At Monogram in this period, the great Scottish comedian ANDY CLYDE (see pic) was used in support of both Johnny Mack Brown and Whip Wilson. Clyde goes back to the silent days and worked with Mack Sennett beginning in 1921 (!!!!)----he continued on with Sennett in the early sound days, including a number of Sennett-produced shorts distributed by BTC faves EDUCATIONAL PICTURES. (EDITURD'S NOTE: after leaving Sennett he even got his own series at Educational Pictures "proper"!) He then got his own sound comedy series at Columbia, which ran from 1934-1955....only the Three Stooges lasted longer, but their line-up changed over the years. Clyde was still working regularly on TV in the mid-sixties on shows such as THE REAL McCOYS and LASSIE, and he passed away in 1967, leaving us a huge legacy, which deserves more attention than it is getting. Little if any of Andy Clyde’s Columbia work (or earlier shorts, for that matter) has ever been released legitimately in any video format, although there is a recent book out about his shorts. Over the years, Chris and I have had to rely on grey-market “collector” sources for VHS copies of his Educational and Columbia shorts, but those became much harder to find in the DVD era, probably because the dupey 16 mm sources, often a copy of a copy, were considered unworthy of DVD-quality replication. Fortunately, the Brown and Wilson Monogram westerns with Clyde have always been available from outfits specializing in B-westerns, and now many of the films are available in pristine quality from the Warner Archive.

My copy of ARIZONA TERRITORY is from a grey-market source which offered all 22 of Wilson’s Monogram westerns (he never worked for another studio as a star) on six discs, and they look to be taken from 16mm TV prints, but they are good enough to enjoy on my 27-inch TV screen. ARIZONA was Wilson’s 8th starring role (of 22 total) at Monogram, and it’s a good example of a solid B-western action-adventure that would have had the small-town bread-and-butter audiences sitting on the edge of their chairs and feeling as though they’d gotten their money’s worth. I know that I would have wanted to buy a Whip Wilson comic book when I would get my next allowance or lawn-mowing money after seeing this film.

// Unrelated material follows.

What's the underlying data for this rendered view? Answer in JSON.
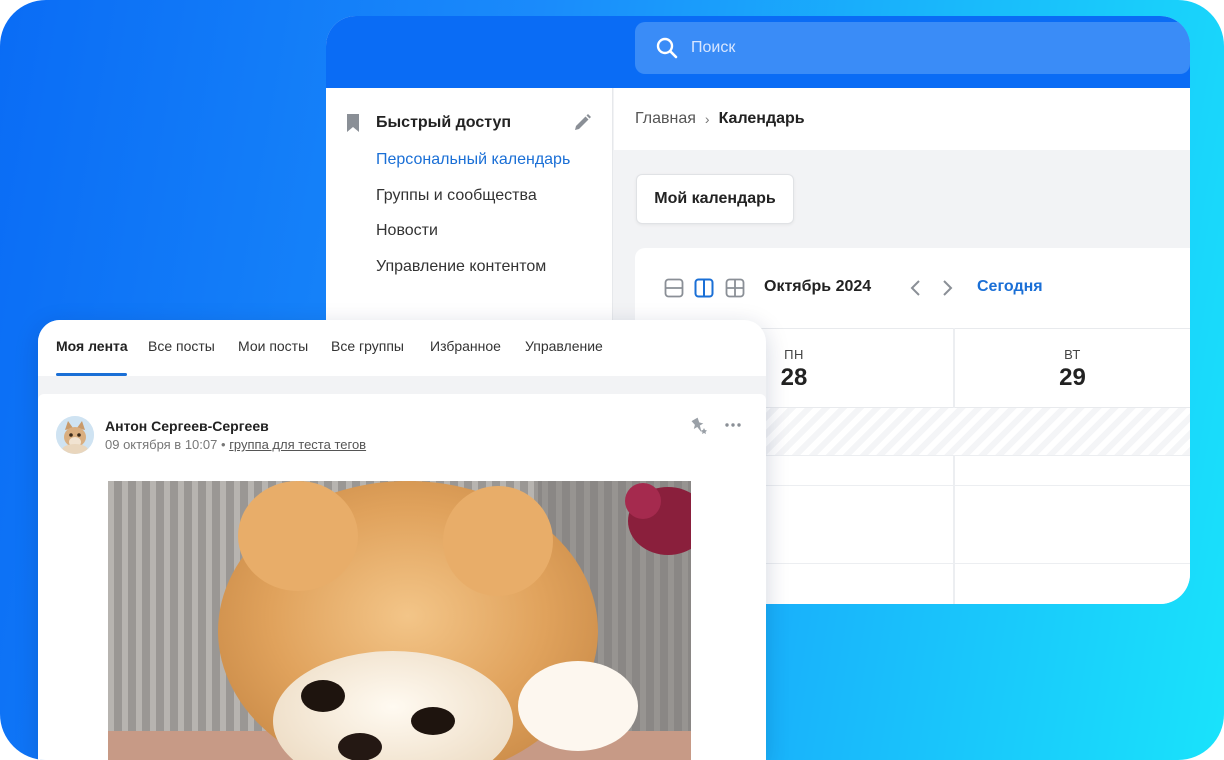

As often happens in these kind of films, Whip wanders into a new area and observes a young lady in a wagon being shot at....the shooter escapes as Whip offers help to the lady, who is clipped in her arm and luckily not seriously hurt. It turns out she’s got a sleazy uncle who is an ex-con who is doing some counterfeiting on the side, and his equally sleazy partner is always putting the moves on her and asking her to marry him. She owns a small business that sells supplies to the locals on the reservation and also distributes pottery made by that local tribe up in the Midwest. The pottery was not very popular until a new “formula” supposedly made it better quality and it started getting snapped up in Missouri, Kansas, etc. The young lady doesn’t really know what the “formula” is----she was kept in the dark----it actually is counterfeit money which is being stuffed into the bottoms of the pottery and then distributed in the Midwest. The sleazy uncle and his business partner are the ones behind this, although the lady is technically the business owner but innocent of it all. It’s just convenient for them that she is shipping this pottery out of state.

Whip smells something fishy as he gets to know the lady better and observes the shady characters involved with the business. Andy Clyde, whose character is an old pal of Whip’s, plays a federal marshal who is posing as a broke cowhand and gets a job as stage driver for the business. Together, they smash the crooks, break the counterfeiting racket, and salvage the lady’s business...and ride away into the sunset, though Whip promises her he’ll be back.

Running a crisp 56 minutes, ARIZONA TERRITORY’s tagline states, “ FRONTIER FURY! Bullet-Studded Story Of Badmen And The Badlands”, and it certainly delivers on that ballyhoo. If you are a person who appreciates post WWII B-westerns, I would highly recommend the late 40’s/early 50’s Monogram westerns of Johnny Mack Brown and/or Whip Wilson. Not all are great, but the batting average is high, and when you consider that Monogram was also making multiple Bowery Boys films every year (and continued making Charlie Chan films until 1949), you can see why we here at BTC adore the mighty Monogram Pictures!